Dr. Saeb Erekat has emailed a press release today from the Palestine Liberation Organization''s Negotiations Office (an oxymoron; didn''t he resign?) wherein he is referred to as "Chief Palestinian negotiator."  By the way, Erekat is considered very disparagingly by some of his fellow Arabs with someone from Lebanon even calling him a buffoon, which I wouldn''t do.
 
He has written, responding to Deputy Foreign Minister Danny Ayalon''s great new video clip, that:

“The acquisition of territory by force and aggression is both illegal and deplorable. This is a well established principle of international law. The world regards the Palestinian Territory comprised of the West Bank, including East Jerusalem, and the Gaza Strip as an occupied territory. Furthermore, the fact that Israeli settlements in the occupied Palestinian Territory, including East Jerusalem, are illegal is not in dispute, except in minds of the advocates of occupations.”

That is nonsense.

Be the first to know - Join our Facebook page.
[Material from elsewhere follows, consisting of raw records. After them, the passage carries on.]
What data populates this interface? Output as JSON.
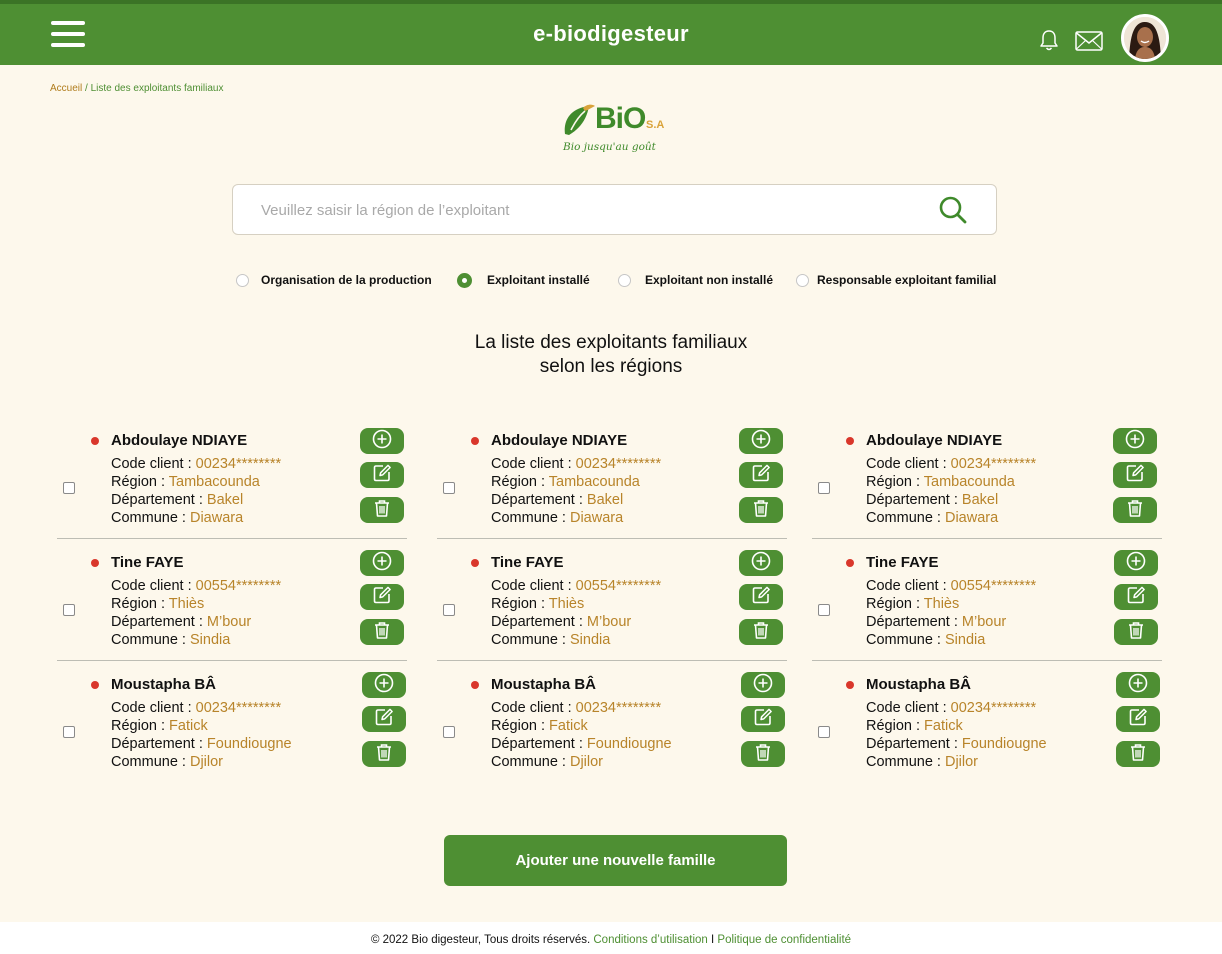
{
  "header": {
    "brand": "e-biodigesteur",
    "menu_icon": "hamburger-menu-icon",
    "bell_icon": "bell-icon",
    "mail_icon": "envelope-icon",
    "accent_color": "#4e8f33"
  },
  "breadcrumb": {
    "home": "Accueil",
    "separator": " / ",
    "current": "Liste des exploitants familiaux"
  },
  "logo": {
    "word": "BiO",
    "suffix": "S.A",
    "tagline": "Bio jusqu'au goût"
  },
  "search": {
    "placeholder": "Veuillez saisir la région de l’exploitant",
    "value": ""
  },
  "filters": [
    {
      "label": "Organisation de la production",
      "selected": false
    },
    {
      "label": "Exploitant installé",
      "selected": true
    },
    {
      "label": "Exploitant non installé",
      "selected": false
    },
    {
      "label": "Responsable exploitant familial",
      "selected": false
    }
  ],
  "heading": {
    "line1": "La liste des exploitants familiaux",
    "line2": "selon les régions"
  },
  "labels": {
    "code": "Code client : ",
    "region": "Région : ",
    "departement": "Département : ",
    "commune": "Commune : "
  },
  "exploitants": [
    {
      "name": "Abdoulaye NDIAYE",
      "code": "00234********",
      "region": "Tambacounda",
      "departement": "Bakel",
      "commune": "Diawara"
    },
    {
      "name": "Tine FAYE",
      "code": "00554********",
      "region": "Thiès",
      "departement": "M’bour",
      "commune": "Sindia"
    },
    {
      "name": "Moustapha BÂ",
      "code": "00234********",
      "region": "Fatick",
      "departement": "Foundiougne",
      "commune": "Djilor"
    }
  ],
  "add_button": "Ajouter une nouvelle famille",
  "footer": {
    "copyright": "© 2022 Bio digesteur, Tous droits réservés.",
    "terms": "Conditions d’utilisation",
    "divider": "I",
    "privacy": "Politique de confidentialité"
  }
}
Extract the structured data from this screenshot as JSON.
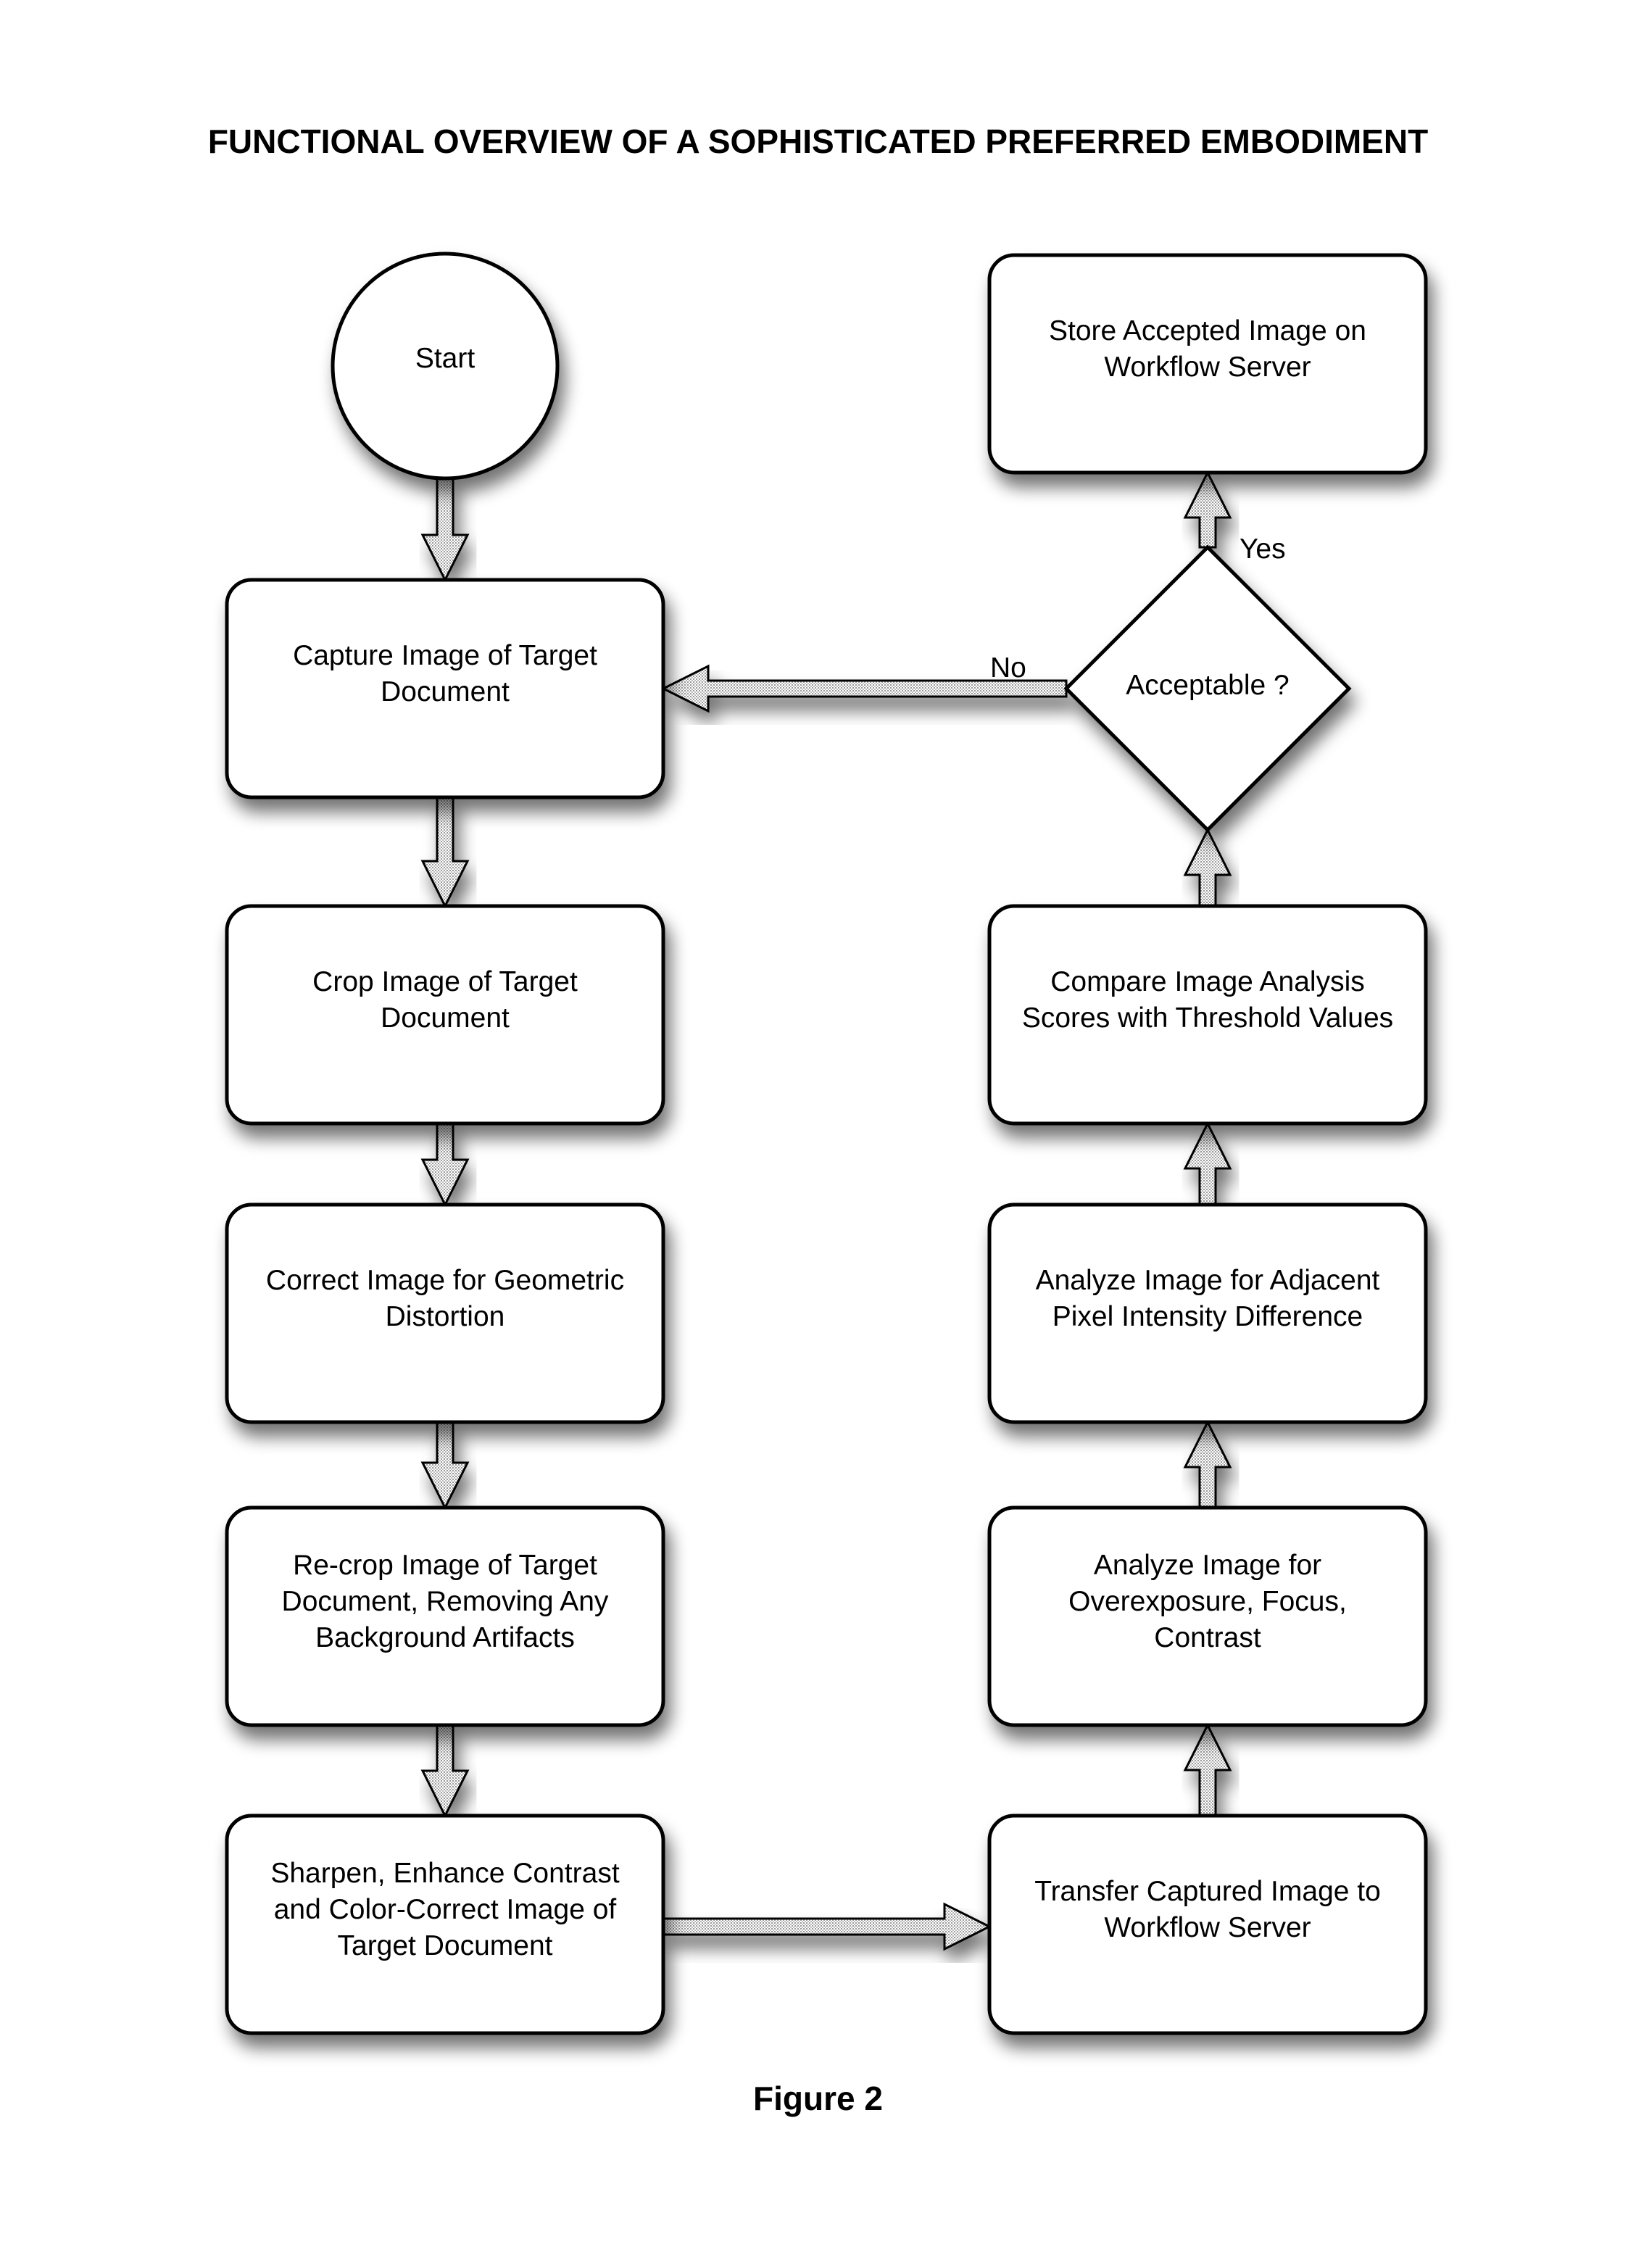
{
  "title": "FUNCTIONAL OVERVIEW OF A SOPHISTICATED PREFERRED EMBODIMENT",
  "figure_label": "Figure 2",
  "nodes": {
    "start": {
      "label": "Start",
      "shape": "circle"
    },
    "capture": {
      "label": "Capture Image of Target\nDocument",
      "shape": "rounded-rect"
    },
    "crop": {
      "label": "Crop Image of Target\nDocument",
      "shape": "rounded-rect"
    },
    "correct": {
      "label": "Correct Image for Geometric\nDistortion",
      "shape": "rounded-rect"
    },
    "recrop": {
      "label": "Re-crop Image of Target\nDocument, Removing Any\nBackground Artifacts",
      "shape": "rounded-rect"
    },
    "sharpen": {
      "label": "Sharpen, Enhance Contrast\nand Color-Correct Image of\nTarget Document",
      "shape": "rounded-rect"
    },
    "transfer": {
      "label": "Transfer Captured Image to\nWorkflow Server",
      "shape": "rounded-rect"
    },
    "overexposure": {
      "label": "Analyze Image for\nOverexposure, Focus,\nContrast",
      "shape": "rounded-rect"
    },
    "adjacent": {
      "label": "Analyze Image for Adjacent\nPixel Intensity Difference",
      "shape": "rounded-rect"
    },
    "compare": {
      "label": "Compare Image Analysis\nScores with Threshold Values",
      "shape": "rounded-rect"
    },
    "acceptable": {
      "label": "Acceptable ?",
      "shape": "diamond"
    },
    "store": {
      "label": "Store Accepted Image on\nWorkflow Server",
      "shape": "rounded-rect"
    }
  },
  "edges": [
    {
      "from": "start",
      "to": "capture",
      "label": ""
    },
    {
      "from": "capture",
      "to": "crop",
      "label": ""
    },
    {
      "from": "crop",
      "to": "correct",
      "label": ""
    },
    {
      "from": "correct",
      "to": "recrop",
      "label": ""
    },
    {
      "from": "recrop",
      "to": "sharpen",
      "label": ""
    },
    {
      "from": "sharpen",
      "to": "transfer",
      "label": ""
    },
    {
      "from": "transfer",
      "to": "overexposure",
      "label": ""
    },
    {
      "from": "overexposure",
      "to": "adjacent",
      "label": ""
    },
    {
      "from": "adjacent",
      "to": "compare",
      "label": ""
    },
    {
      "from": "compare",
      "to": "acceptable",
      "label": ""
    },
    {
      "from": "acceptable",
      "to": "store",
      "label": "Yes"
    },
    {
      "from": "acceptable",
      "to": "capture",
      "label": "No"
    }
  ],
  "edge_labels": {
    "yes": "Yes",
    "no": "No"
  }
}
As for the charge that “Yes, but the Palestinians have already been required to give up parts of an ancestral Arab homeland,” let''s have the view of a liberal, former The New Republic Editor, Marty Peretz, who writes, in connection to the subject:
 
Actually, the greatest part of Palestine is Jordan, where most Palestinians live. So, in a very real sense, they already have a country, except that it is ruled by an authoritarian monarchy that was imposed on them by the British. That the Arabs of eastern Palestine don’t live under democratic rule is the fault of neither David Ben-Gurion nor Netanyahu. It is a result of a deeply ingrained, political and social structure that, across the huge swath of land from Morocco to Iraq, has been imposed, without a single exception, by dictators. Don’t get me wrong: I don’t want Israel to operate or control or, for heaven’s sake, absorb the West Bank. Let the Arabs on the east and west banks of the Jordan River team up and see what they can make of their soon-to-be one country. I don’t think it will be pretty. You do? Good luck.

As for his claims "The acquisition of territory by force and aggression is both illegal and deplorable. This is a well established principle of international law," actually


(a) Israel''s 1967 war was one of defense. The Arabs were the aggressors. Remember that sea blockade at the Gulf of Tiran and the Suez Canal?
(b) Force, if justly used, assuredly permits acquisition of territory.
(c) Since there was no "state of Palestine," Israel is under no legal obligation to award some group calling itself the "Palestinian people" anything (and, by the way, the 1949 Geneva Convention on Human Rights legally applies solely to the "High Contracting Parties" and since there was no "Palestine," that is another problem for Erekat). 
(d) The territory in question, to repeat, was awarded by international law to the Jewish people to reconstitute therein our Jewish national homeland.

As for the claim that "The world regards the Palestinian Territory comprised of the West Bank, including East Jerusalem, and the Gaza Strip as an occupied territory," yes, that is true but as a "right" well, it is one of diplomacy and questionable misrepresentation.
 
As for "the fact that Israeli settlements in the occupied Palestinian Territory, including East Jerusalem, are illegal is not in dispute, except in minds of the advocates of occupations" is also imprecise. There are many international law jurists and scholars who claim otherwise.
 
In any case, Jerusalem and the regions of Judea and Samaria are distinct from each other. Even Erekat must acknowledge that his claims are based on (an incorrect) interpretation of the 1947 Partition recommendation which set aside Jerusalem as a corpus seperatum. Arabs, even according to this framework, have no better claim than Jews to the area.
 
In essence, Erekat is but a propagandist.

My advice to him: make his own video clip.

Probably more success than floating a boat in a...flotilla.




Relevant to your professional network? Please share on Linkedin
Disclaimer: The views and opinions expressed in this blog article are those of the author(s) and do not necessarily reflect the official position or viewpoint of The Jerusalem Post. Blog authors are NOT employees, freelance or salaried, of The Jerusalem Post.

Think others should know about this? Please share